Light and Dark

Three Shifts
There is something unique about working three days in a row as a nurse. I enter this vortex and often ask questions like "did I give this medication already? or was that yesterday?" The best part about working three days in a row is I build relationships with my patients for three days.
I believe that God gave me a mental break when I worked my three shifts. My patients were stable. All six (yes, I know what you're thinking too. I had to protect and advocate for SIX patients with COVID) of my patients progressed over the span of 3 days.
I got to witness the clinical trial Remdesivir be administered and make people feel better when Plaquenil was not working. I clapped when patients were being discharged. I did a victory dance at the nurses station when my patient safely weaned off the non-rebreather mask to a nasal cannula of 6 liters to then 4 liters.This is why I became a nurse. I get my energy by not only helping people but by making them feel good. I thoug…

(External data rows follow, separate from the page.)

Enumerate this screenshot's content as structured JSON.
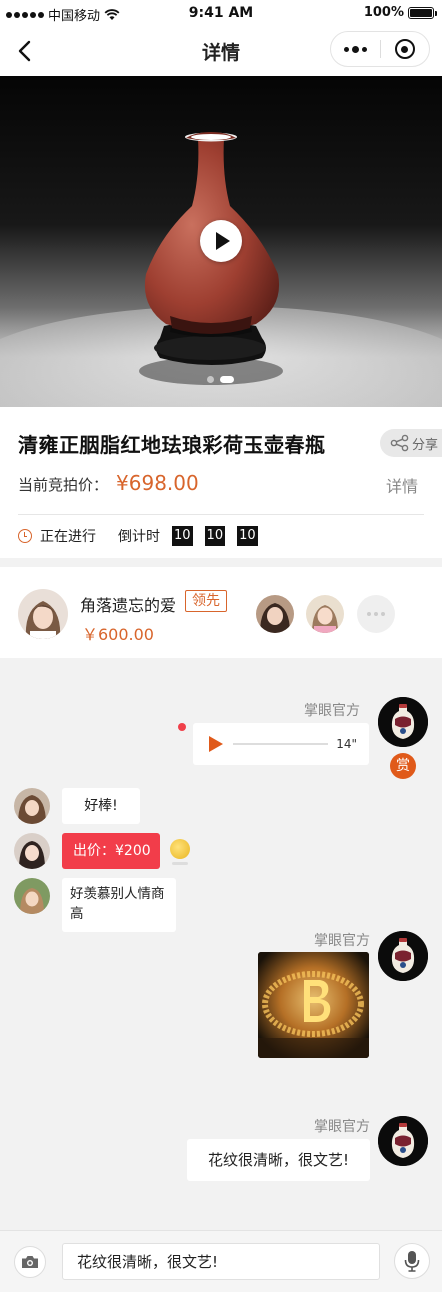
{
  "status_bar": {
    "carrier": "中国移动",
    "time": "9:41 AM",
    "battery": "100%"
  },
  "nav": {
    "title": "详情"
  },
  "product": {
    "name": "清雍正胭脂红地珐琅彩荷玉壶春瓶",
    "share_label": "分享",
    "price_label": "当前竞拍价：",
    "price": "¥698.00",
    "detail_label": "详情",
    "status": "正在进行",
    "countdown_label": "倒计时",
    "countdown": [
      "10",
      "10",
      "10"
    ]
  },
  "leader": {
    "name": "角落遗忘的爱",
    "badge": "领先",
    "amount": "￥600.00"
  },
  "chat": {
    "official_sender": "掌眼官方",
    "voice_duration": "14\"",
    "reward_label": "赏",
    "msg1": "好棒!",
    "bid_msg": "出价：¥200",
    "msg3": "好羡慕别人情商高",
    "msg_last": "花纹很清晰，很文艺!"
  },
  "input": {
    "value": "花纹很清晰，很文艺!"
  },
  "colors": {
    "accent": "#d8652c",
    "bid_red": "#f23d4a",
    "reward": "#e05a1a"
  }
}
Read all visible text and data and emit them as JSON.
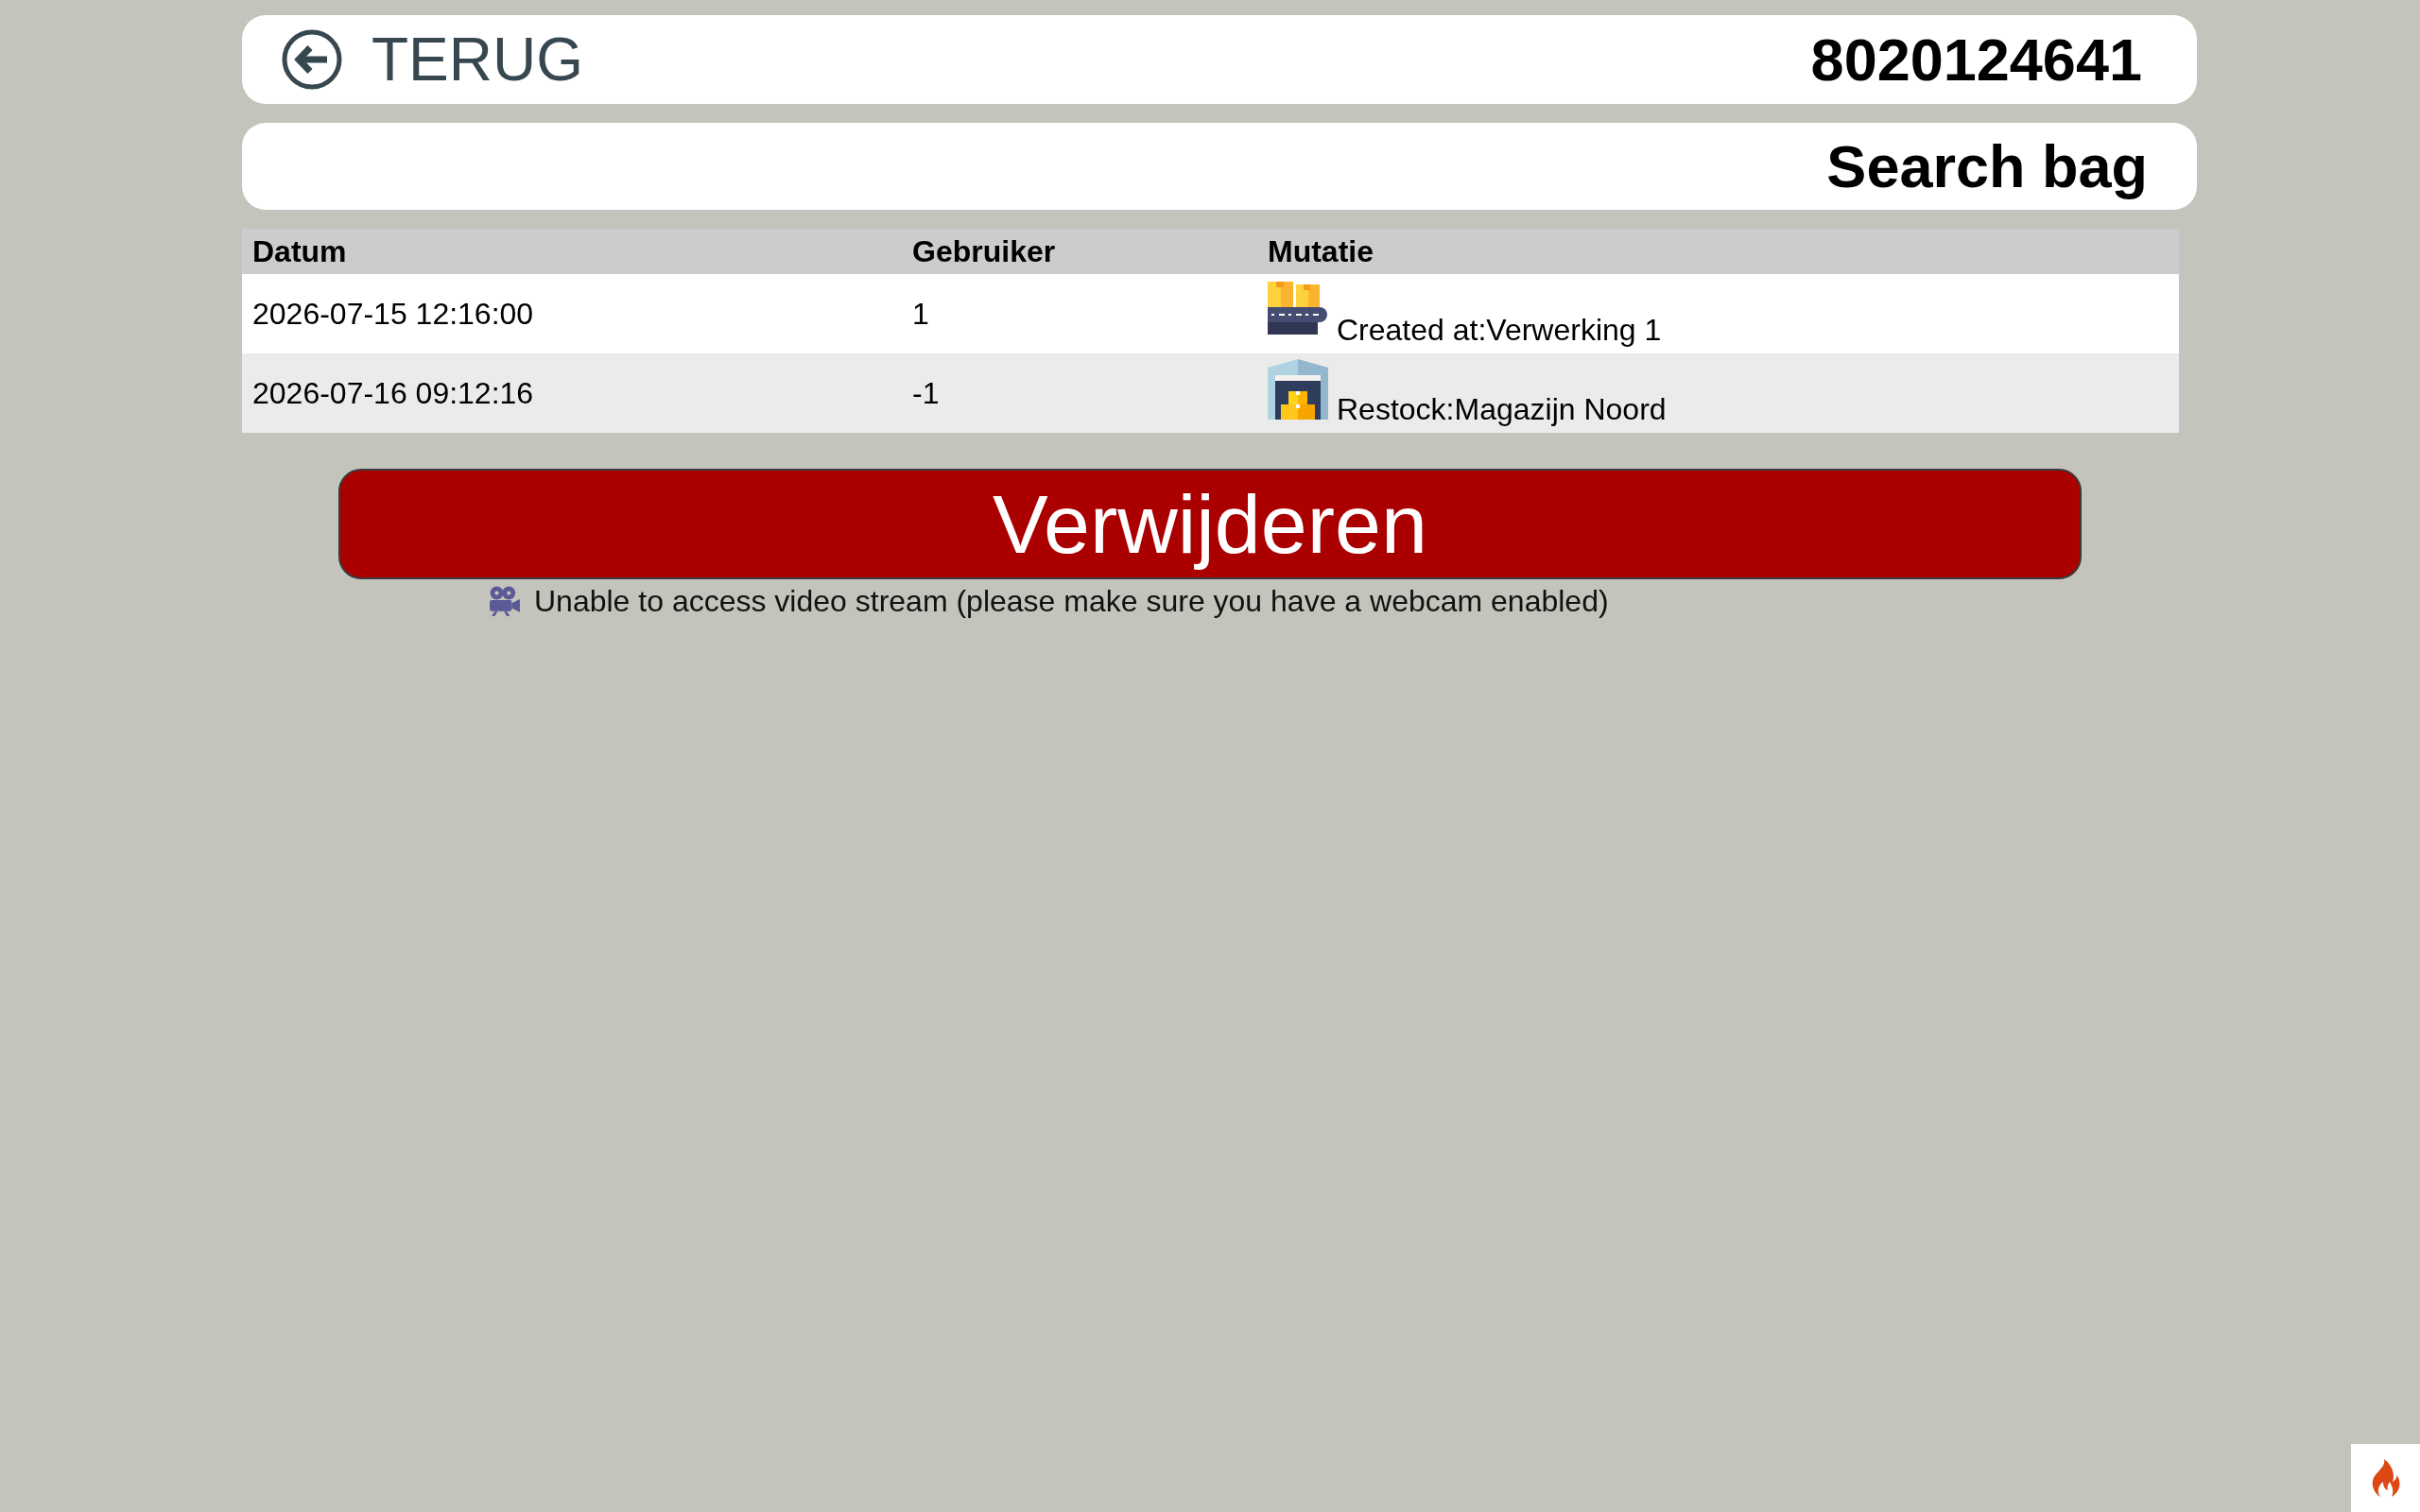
{
  "header": {
    "back_label": "TERUG",
    "bag_number": "8020124641"
  },
  "title": "Search bag",
  "table": {
    "columns": [
      "Datum",
      "Gebruiker",
      "Mutatie"
    ],
    "rows": [
      {
        "datum": "2026-07-15 12:16:00",
        "gebruiker": "1",
        "mutatie": {
          "kind": "conveyor",
          "text": "Created at:Verwerking 1"
        }
      },
      {
        "datum": "2026-07-16 09:12:16",
        "gebruiker": "-1",
        "mutatie": {
          "kind": "warehouse",
          "text": "Restock:Magazijn Noord"
        }
      }
    ]
  },
  "delete_button": {
    "label": "Verwijderen"
  },
  "camera_notice": {
    "text": "Unable to access video stream (please make sure you have a webcam enabled)"
  }
}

Good Grief

I am selfish. I grieve for my travel plans that were lost and my family I cannot see. I remember when I called my mom and broke the news that my unit would be a COVID unit. All I saw first was myself. Concerns like "I cannot believe this is happening," "What about my health or my roommates?" My mom then cut me off mid sentence and said, "Kelsey, think about the people who have it."
My heart sank. She pulled me back in. She's good at that.
I start my shifts still going in and introducing myself. I hold their hands and tell them that my heart aches for them, too. I hold their hands and tell them that I wish I could take this all away. I hold their hands and squat down so that they can see my eyes peeping through the shields and masks and I tell them that we are going to get through this together. 
Sometimes it works; oftentimes, it does not.
Shift #4 Assessments are key here. I have four patients. All stable on their liters of oxygen per minute. One patient …

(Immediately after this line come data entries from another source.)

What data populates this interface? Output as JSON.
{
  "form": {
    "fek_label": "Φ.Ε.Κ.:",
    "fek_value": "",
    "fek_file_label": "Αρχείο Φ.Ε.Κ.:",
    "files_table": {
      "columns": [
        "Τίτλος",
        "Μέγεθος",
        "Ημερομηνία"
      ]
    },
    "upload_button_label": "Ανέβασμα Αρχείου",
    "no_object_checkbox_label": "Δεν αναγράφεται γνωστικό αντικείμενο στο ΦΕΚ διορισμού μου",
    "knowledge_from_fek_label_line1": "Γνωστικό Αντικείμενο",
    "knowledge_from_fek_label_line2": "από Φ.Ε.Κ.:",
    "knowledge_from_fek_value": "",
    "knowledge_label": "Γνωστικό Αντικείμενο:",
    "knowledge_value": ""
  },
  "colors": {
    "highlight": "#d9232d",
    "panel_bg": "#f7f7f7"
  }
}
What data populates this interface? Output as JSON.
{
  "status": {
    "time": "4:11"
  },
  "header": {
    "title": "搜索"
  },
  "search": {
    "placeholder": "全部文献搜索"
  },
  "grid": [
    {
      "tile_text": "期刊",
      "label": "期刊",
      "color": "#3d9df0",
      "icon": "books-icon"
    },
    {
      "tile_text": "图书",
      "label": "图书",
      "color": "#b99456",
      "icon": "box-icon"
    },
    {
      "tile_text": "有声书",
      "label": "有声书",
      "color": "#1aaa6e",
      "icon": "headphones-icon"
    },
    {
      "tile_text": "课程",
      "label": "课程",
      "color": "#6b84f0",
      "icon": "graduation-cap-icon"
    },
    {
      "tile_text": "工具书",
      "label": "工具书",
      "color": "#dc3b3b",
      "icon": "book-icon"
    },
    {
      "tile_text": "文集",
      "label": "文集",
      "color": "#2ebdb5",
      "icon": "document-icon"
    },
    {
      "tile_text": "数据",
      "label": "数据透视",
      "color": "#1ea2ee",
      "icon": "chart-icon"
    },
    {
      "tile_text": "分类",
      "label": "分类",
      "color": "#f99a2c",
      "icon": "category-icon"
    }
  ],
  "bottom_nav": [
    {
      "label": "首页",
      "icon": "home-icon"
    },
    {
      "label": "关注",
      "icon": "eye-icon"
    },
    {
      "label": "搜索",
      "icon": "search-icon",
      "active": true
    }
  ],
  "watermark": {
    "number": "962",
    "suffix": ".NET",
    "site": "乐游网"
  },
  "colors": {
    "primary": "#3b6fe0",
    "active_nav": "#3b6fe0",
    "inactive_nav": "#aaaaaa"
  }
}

the alerts and orientations

Shift #3 One important bit of information that you always give another nurse or provider at shift change is how alert and oriented the patients are.  Do they wake up when I speak to them? Do they respond? Do they answer my question correctly? 
Sometimes the patient will be almost half dead and will still be able to grimace at who the president of the United States is. 
Most Covid patients are alert and oriented to person, place, and time (AOx3). Then they will lose the sense of time..AOx2. Then will become agitated, forgetful, confused.  Today was a constant battle with patients wanting to rip every connection or extension off of themselves. I overheard one nurse say, "If you take your oxygen off, you will die!"  The patient arrested 2 hours later and died. One patient fell because she was forgetful and confused. With all of the room doors closed, how can we monitor if they fall, rip off cords, or extensions of themselves?  Today I had a patient with metastasized esophageal cancer an…

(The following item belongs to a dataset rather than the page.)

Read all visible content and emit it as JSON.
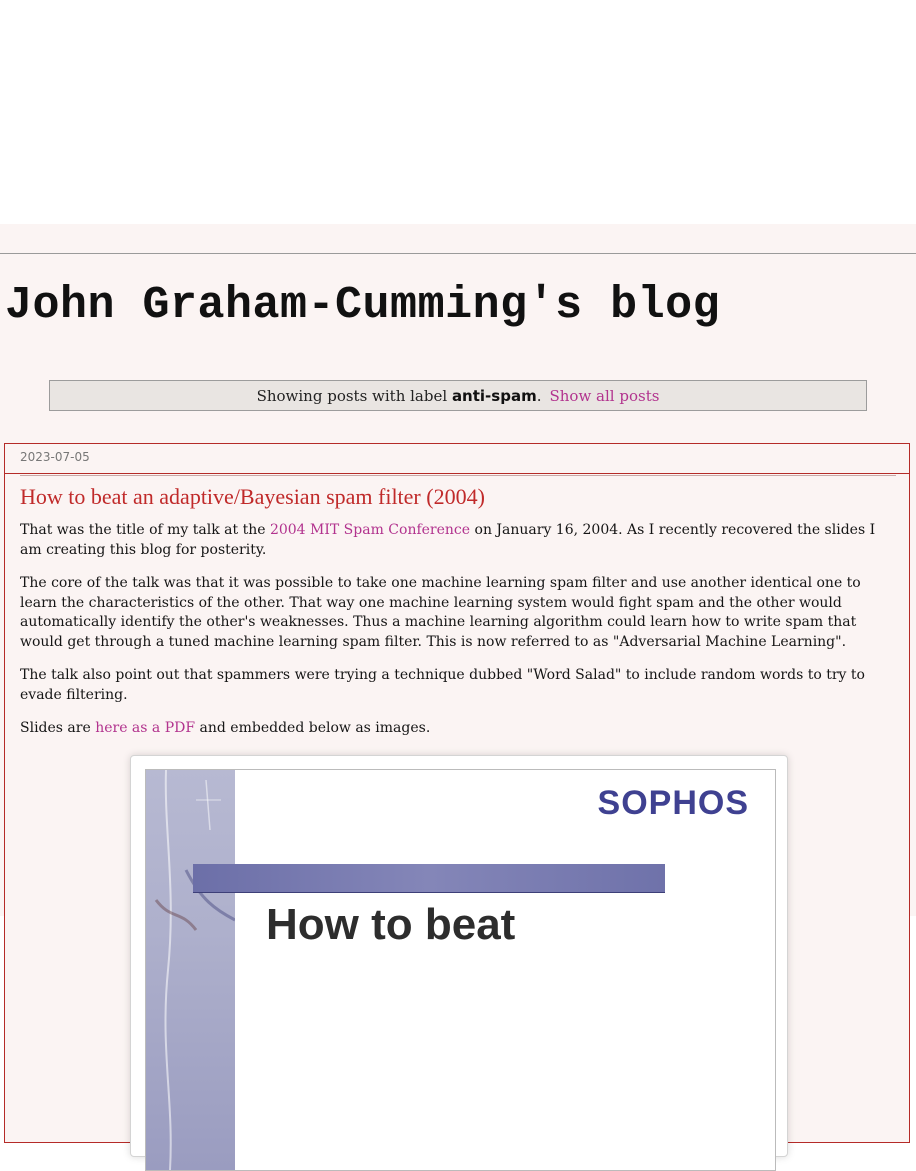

Shift #1

I am here to be completely honest. Honest with my thoughts, my feels, my scenery, and most of all my purpose.  Sunday night I received a message from a coworker that slapped me in the face: "All of our normal patients will be transferred out. All positive COVID-19 patients will be transferred in."  The governor said for us to quarantine but I still wondered how serious could this be? I heard of it in China. I was warned that COVID was coming. Covid was some "flu-like virus" that my coworkers and I joked about. We giggled at our charge nurse wiping everything down and wearing goggles in January before the virus arrived in NYC.  Pandemics. We learned about them in epidemiology class. We knew the science behind it. We learned the definitions. But no one can prepare you for living through it. Even if you are not exposed and you're safe in your houses, no one can prepare you for the mental aspects of a pandemic. 
Shift #1 My night coworkers look like zombies. They transf…